::: Provided entries
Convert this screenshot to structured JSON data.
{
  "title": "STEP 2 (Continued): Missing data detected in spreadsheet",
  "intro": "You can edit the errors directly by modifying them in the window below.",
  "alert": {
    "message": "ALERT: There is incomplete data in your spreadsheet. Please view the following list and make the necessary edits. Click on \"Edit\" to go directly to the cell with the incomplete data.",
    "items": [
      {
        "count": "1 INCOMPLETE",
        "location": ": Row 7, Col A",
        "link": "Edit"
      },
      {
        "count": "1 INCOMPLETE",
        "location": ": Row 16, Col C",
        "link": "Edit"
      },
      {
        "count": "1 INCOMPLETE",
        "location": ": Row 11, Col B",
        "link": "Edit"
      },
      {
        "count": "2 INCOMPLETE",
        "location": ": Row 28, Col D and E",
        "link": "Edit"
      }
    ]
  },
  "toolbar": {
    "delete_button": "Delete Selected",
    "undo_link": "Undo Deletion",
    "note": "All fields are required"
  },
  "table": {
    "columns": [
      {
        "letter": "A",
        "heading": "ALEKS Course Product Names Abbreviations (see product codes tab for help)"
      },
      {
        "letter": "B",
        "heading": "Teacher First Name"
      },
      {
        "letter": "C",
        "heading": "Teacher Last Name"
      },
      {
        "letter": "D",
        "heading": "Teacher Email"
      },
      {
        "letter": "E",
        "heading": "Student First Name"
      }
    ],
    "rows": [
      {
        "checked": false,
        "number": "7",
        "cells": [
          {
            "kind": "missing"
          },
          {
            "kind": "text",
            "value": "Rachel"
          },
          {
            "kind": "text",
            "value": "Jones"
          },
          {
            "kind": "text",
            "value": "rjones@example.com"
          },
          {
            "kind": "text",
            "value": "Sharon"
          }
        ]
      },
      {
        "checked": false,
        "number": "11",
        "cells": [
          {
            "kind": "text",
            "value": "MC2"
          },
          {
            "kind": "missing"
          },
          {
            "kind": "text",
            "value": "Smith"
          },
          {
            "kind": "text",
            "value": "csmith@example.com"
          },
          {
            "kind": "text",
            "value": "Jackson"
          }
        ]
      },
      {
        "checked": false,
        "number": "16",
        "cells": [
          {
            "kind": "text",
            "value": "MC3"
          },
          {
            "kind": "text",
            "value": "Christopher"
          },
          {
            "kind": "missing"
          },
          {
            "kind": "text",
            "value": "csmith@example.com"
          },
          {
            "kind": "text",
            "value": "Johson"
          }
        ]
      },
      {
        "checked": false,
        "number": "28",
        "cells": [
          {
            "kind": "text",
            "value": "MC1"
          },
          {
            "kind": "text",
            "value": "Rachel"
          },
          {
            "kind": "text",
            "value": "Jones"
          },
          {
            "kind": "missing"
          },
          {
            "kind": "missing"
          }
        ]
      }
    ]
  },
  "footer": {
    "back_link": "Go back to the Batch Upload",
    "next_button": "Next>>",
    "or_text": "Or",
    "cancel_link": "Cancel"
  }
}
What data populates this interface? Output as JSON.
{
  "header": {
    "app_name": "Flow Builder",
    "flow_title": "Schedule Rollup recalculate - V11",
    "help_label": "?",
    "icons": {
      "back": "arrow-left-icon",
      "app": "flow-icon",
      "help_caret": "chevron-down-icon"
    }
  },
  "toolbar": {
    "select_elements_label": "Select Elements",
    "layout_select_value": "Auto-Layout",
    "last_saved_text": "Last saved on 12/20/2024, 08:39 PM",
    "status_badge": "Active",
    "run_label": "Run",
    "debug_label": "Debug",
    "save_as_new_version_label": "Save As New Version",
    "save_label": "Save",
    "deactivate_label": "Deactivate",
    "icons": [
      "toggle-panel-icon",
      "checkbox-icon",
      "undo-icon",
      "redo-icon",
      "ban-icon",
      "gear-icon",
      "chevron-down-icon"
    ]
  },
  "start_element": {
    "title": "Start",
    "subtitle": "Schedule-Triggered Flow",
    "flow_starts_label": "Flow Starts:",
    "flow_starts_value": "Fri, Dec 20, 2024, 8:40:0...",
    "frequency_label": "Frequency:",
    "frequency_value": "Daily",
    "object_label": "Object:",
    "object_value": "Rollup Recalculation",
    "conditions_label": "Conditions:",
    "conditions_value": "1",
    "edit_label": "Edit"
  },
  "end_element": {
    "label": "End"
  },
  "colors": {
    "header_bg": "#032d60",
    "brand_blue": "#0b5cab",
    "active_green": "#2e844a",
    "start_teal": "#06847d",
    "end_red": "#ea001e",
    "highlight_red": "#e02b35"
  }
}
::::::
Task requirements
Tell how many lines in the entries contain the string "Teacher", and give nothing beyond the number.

Task response
3